Yesterday, I did something I never imagined I would do: I went to our state's capital and pushed representatives to support two pieces of legislation face-to-face.
I don't know about you, but the word "lobbyist" doesn't feel clean when it rings in my head. In the news, it seems like it's usually attached to some giant entity's giant special interest. But, people from all walks of life lobby legislators for all sorts of things: the arts, business interests, health-related legislation, child protection laws you name it.
I was there to lobby for clean water. I'm sorry to say, however, the coalition of clean water advocates was far outnumbered by a group lobbying for some sort of gambling machine, another group looking to focus legislator's attention on traumatic brain injuries and by the statehouse's regular lobbyists who I'm told can be seen there daily.
While I'm not sure my day in Raleigh made much of a difference for our drinking water (one of the bills we lobbied for was altered, literally, as we left the statehouse ... and not for the better), the experience was an eye opener.

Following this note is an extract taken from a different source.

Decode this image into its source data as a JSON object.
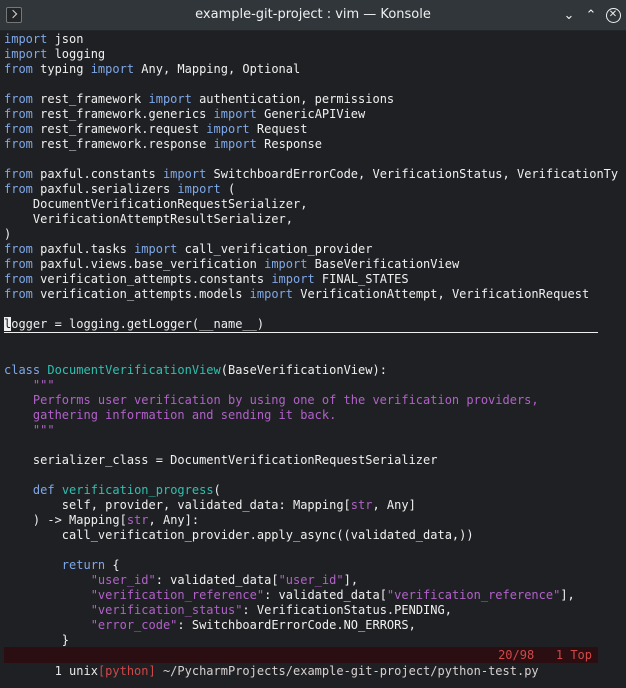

The statehouse reminded me of a bee hive, with legislators and their usually one-member support staff tucked in tiny offices all over the legislative complex. Some representatives were in their offices, some were not. Some were busy preparing for meetings. Some were discussing issues around tables in the lobby. Everyone was aflutter with activity. Frankly, I thought, with all the interruptions and side conversation, it's amazing anything gets accomplished.
To my surprise, the very legislators I thought wouldn't find time to talk to us (like the representative from Appalachia with only two books on his shelf, both written by Sean Hannity) were the ones who made the most time to speak to us.
There were no angry town hall-esqe moments. People on differing sides of issues listened to each other and tried to find common ground. Instead of speculating, they looked to source documents or people in-the-know. They shook hands when they parted company, whether they agreed to agree or disagree. Relationships matter.
And that's how one of the bills I was there to lobby for a bill that calls for a re-mapping the river basins so legislators would have updated and correct information when making basin-related decisions was changed.
But, that's how it goes. That's how laws are made. I doubt anyone ever gets everything they want in a bill. Progress is made baby step by baby step. And, yes, the people with the best relationships in the statehouse sometimes, OK maybe often, win.
Though it wasn't a victorious day for clean water, it was a great learning experience. I walked away from it thinking every citizen should spend a day or two in the statehouse, learning how Democracy really works. I thought, on the way home, that I'd love to spend more time in Raleigh looking for regulars, listening to the whispering and watching laws being crafted by people who truly believe they're doing what's right for their constituents. Hopefully they believe that, anyway.